Somehow I picked up his copy of this book and read it.  And, whoa, it changed a lot of my views.  Even if you aren't necessarily looking to change how you source or cook your food, I will still suggest it.  Barbara Kingsolver, her husband, and her two daughters move to West Virginia and commit to spend a year eating only local and in season food.  Each chapter is divided up by the month.  It doesn't feel super preachy; it reads much more like a story.  But you still end up learning a lot (and wanting to cook lots of new food!).  Plus, there's a little Vermont shout out in it!

Mere Christianity

Any surprise here?  If you know me at all (or have read my blog at all), you know that I love me some C. S. Lewis.  So I could just put any and all Lewis.  But I'm going to give you my two favorites.

Mere Christianity is an apologetic, or a defense of the faith.  What makes it stand out is two things.  First, Lewis became a Christian later in life.  He has such an interesting perspective on faith.  Second, Lewis is so clever!  This book is where he introduced his liar, lunatic, Lord argument, which is one of my favorites.

The Four Loves

Bech and I actually led a study on this book while in college.  I haven't read it in it's entirety in a couple of years and really need to.  It goes through the four types of love, and I think it's really an insightful look into love and human behaviour.  Bech and I still reference points from this book often.

Again, you will not be disappointed in any Lewis books!

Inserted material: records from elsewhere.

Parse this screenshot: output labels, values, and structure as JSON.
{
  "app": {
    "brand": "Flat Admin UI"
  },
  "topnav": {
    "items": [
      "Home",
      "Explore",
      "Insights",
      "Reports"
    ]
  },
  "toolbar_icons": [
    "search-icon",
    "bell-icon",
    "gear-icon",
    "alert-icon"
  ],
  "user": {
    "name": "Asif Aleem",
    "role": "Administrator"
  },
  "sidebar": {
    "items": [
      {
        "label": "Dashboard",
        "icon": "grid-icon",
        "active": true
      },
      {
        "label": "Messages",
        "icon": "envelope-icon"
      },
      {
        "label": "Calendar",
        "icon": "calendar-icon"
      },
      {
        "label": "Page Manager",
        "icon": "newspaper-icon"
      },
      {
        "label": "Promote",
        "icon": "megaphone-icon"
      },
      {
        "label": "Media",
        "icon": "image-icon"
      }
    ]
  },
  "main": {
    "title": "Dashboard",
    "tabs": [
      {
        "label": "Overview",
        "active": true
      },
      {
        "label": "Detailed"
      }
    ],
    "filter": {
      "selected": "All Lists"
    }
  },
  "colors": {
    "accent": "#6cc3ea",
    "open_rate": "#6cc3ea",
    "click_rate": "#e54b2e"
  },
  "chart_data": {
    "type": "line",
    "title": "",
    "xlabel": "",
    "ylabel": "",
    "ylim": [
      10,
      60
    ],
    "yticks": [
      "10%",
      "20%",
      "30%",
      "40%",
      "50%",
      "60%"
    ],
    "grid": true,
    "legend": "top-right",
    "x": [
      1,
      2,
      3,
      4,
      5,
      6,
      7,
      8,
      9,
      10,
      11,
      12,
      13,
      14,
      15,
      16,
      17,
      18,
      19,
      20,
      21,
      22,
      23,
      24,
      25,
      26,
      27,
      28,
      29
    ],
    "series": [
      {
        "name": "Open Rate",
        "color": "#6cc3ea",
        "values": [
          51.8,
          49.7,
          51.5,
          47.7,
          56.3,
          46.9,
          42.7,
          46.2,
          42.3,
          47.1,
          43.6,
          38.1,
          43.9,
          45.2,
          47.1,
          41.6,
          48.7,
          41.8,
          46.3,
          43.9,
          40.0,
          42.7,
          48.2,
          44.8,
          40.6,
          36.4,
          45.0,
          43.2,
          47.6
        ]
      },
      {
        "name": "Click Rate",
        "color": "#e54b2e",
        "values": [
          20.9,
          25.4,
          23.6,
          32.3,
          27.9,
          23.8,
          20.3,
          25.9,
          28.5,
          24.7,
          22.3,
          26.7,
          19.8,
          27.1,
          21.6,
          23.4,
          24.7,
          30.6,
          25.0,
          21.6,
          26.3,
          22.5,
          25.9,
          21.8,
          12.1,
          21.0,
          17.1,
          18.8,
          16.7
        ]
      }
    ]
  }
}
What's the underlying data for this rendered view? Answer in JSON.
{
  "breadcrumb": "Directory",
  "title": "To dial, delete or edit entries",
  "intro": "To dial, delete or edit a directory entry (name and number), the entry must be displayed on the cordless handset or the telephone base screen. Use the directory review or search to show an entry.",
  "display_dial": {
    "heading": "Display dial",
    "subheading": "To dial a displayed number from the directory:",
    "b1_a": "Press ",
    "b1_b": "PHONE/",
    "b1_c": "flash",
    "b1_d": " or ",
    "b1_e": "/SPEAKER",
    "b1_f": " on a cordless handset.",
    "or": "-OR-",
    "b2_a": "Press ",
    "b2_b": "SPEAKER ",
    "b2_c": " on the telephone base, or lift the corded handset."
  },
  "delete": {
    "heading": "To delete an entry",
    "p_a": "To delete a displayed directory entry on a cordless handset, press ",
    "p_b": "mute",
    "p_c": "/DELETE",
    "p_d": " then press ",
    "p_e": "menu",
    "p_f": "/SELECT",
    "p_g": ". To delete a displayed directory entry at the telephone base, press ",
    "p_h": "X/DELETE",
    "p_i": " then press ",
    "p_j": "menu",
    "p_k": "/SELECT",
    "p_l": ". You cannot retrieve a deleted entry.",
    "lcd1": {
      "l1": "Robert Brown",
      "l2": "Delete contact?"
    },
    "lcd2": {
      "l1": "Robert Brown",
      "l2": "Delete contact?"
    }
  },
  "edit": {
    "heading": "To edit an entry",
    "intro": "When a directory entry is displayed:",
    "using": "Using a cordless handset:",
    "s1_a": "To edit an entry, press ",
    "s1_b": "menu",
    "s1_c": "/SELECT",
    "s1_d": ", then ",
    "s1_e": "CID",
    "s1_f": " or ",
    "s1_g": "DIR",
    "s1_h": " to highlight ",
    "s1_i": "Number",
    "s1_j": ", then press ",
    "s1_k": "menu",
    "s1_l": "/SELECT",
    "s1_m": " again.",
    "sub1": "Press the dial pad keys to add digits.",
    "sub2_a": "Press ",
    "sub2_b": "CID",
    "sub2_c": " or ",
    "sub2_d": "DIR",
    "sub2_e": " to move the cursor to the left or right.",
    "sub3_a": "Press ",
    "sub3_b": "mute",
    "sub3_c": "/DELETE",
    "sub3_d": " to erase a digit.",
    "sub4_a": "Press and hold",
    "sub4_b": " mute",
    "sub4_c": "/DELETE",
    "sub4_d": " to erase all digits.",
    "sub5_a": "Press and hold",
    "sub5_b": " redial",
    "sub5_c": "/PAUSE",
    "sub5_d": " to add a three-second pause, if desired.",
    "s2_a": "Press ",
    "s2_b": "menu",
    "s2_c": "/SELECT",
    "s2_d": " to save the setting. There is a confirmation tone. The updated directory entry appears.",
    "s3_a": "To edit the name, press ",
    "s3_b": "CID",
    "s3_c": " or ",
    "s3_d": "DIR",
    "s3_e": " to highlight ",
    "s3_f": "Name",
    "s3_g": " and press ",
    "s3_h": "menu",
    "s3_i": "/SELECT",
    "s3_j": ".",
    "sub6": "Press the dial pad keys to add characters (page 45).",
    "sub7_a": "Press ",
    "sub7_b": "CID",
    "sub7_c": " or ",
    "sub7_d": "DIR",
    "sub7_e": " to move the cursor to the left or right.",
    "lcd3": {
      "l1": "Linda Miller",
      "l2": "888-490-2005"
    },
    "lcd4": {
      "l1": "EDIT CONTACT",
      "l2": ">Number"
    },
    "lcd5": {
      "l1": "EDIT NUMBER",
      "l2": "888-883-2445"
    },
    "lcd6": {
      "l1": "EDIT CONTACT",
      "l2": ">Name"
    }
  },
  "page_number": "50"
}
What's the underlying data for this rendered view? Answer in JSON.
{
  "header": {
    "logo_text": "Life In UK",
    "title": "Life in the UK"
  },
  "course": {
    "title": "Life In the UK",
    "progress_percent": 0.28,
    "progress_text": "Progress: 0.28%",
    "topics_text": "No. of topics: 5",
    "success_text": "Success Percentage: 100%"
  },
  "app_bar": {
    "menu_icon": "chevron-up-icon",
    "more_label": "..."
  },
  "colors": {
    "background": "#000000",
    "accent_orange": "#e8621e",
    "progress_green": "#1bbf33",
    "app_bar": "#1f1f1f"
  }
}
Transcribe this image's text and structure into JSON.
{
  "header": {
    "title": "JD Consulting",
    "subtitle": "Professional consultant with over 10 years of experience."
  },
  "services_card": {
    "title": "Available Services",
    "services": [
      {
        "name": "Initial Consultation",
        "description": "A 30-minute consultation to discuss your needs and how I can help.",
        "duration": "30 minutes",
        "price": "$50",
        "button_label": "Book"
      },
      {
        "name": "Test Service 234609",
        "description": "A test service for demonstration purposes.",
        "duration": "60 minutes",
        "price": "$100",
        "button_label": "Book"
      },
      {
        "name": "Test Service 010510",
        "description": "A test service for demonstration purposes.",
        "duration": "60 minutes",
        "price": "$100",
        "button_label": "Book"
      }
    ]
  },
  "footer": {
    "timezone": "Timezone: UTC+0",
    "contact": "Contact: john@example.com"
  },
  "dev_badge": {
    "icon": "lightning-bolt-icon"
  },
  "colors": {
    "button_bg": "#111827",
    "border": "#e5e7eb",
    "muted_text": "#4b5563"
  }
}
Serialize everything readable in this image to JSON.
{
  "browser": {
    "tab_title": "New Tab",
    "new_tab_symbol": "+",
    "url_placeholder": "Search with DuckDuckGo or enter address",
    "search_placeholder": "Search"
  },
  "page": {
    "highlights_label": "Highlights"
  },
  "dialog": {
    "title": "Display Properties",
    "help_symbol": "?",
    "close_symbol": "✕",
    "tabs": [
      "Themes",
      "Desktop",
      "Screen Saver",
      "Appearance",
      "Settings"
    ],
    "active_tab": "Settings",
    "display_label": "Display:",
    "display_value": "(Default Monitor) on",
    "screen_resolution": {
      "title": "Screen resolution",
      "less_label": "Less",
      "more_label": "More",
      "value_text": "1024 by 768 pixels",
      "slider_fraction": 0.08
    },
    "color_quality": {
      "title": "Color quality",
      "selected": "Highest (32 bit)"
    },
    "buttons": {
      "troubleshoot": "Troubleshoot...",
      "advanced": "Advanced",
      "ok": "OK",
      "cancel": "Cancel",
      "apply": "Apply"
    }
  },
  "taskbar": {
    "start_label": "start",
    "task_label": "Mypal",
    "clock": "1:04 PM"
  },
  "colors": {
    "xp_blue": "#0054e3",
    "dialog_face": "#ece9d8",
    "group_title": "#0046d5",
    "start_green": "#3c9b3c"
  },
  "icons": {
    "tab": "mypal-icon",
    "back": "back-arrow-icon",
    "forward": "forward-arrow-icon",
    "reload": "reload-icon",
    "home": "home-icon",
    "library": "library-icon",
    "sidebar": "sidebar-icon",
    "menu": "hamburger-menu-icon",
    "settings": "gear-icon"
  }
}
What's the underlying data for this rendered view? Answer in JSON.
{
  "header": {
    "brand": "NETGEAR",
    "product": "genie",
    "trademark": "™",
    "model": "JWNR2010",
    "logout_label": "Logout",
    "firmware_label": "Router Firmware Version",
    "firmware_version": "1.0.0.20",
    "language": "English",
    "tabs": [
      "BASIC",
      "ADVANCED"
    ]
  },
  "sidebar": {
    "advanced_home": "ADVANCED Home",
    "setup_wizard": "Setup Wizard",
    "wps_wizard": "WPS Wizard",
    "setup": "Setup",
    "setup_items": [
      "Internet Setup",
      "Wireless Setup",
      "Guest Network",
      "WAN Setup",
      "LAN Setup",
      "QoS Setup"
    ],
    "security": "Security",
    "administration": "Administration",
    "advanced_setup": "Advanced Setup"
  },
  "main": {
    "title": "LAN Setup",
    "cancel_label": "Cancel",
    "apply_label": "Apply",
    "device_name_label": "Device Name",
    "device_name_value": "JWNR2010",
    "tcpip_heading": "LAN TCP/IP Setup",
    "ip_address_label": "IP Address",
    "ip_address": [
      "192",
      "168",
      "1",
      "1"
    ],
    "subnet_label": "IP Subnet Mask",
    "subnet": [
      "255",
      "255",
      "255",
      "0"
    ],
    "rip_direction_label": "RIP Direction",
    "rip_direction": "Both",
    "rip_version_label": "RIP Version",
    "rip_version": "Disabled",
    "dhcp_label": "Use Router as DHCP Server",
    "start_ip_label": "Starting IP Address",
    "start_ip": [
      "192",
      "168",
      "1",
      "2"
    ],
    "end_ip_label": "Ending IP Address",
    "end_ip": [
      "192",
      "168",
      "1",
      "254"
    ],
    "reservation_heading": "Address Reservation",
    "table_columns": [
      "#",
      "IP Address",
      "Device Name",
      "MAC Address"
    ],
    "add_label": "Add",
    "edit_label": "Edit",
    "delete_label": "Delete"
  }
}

G. K. Chesterton is yet another of my favorites, and this book may be my absolute favorite non-fiction book.  Chesterton is brilliant and absolutely hilarious.  I fell in love with this book in college and still re read it often (I am currently doing so on my kindle--free book for the win!).  

Orthodoxy is another book of Christian apologetics but with a slightly different bent than Lewis' Mere Christianity.  Lewis is fairly rational in his arguments.  Chesterton appeals to the faerie world a lot.  I know that sounds like a strange description, so you'll just have to read it to know what I mean.

My favorite quote from the book:

“Because children have abounding vitality, because they are in spirit fierce and free, therefore they want things repeated and unchanged. They always say, "Do it again"; and the grown-up person does it again until he is nearly dead. For grown-up people are not strong enough to exult in monotony. But perhaps God is strong enough to exult in monotony. It is possible that God says every morning, "Do it again" to the sun; and every evening, "Do it again" to the moon. It may not be automatic necessity that makes all daisies alike; it may be that God makes every daisy separately, but has never got tired of making them. It may be that He has the eternal appetite of infancy; for we have sinned and grown old, and our Father is younger than we.”

A Severe Mercy

This is a fun book to have on the list, because, although it is a non fiction, true story, it reads like fiction.  A Severe Mercy is the love story of Sheldon and Davy.  Sheldon writes the story after Davy has died (he says that on the first page--I didn't ruin it for you!).  Warning, you will sob, like shoulders shaking, tears streaming down your face sobbing.  But, it will be worth it.

Alright, there's my list for non-fiction.  You'll probably laugh at the difference in length between this and my final (fiction) list.  I just am not a huge non-fiction fan!

1 comment:

B. Redd said...

Severe Mercy is one of my very favorite books. We hope all is well with you all. Love you!!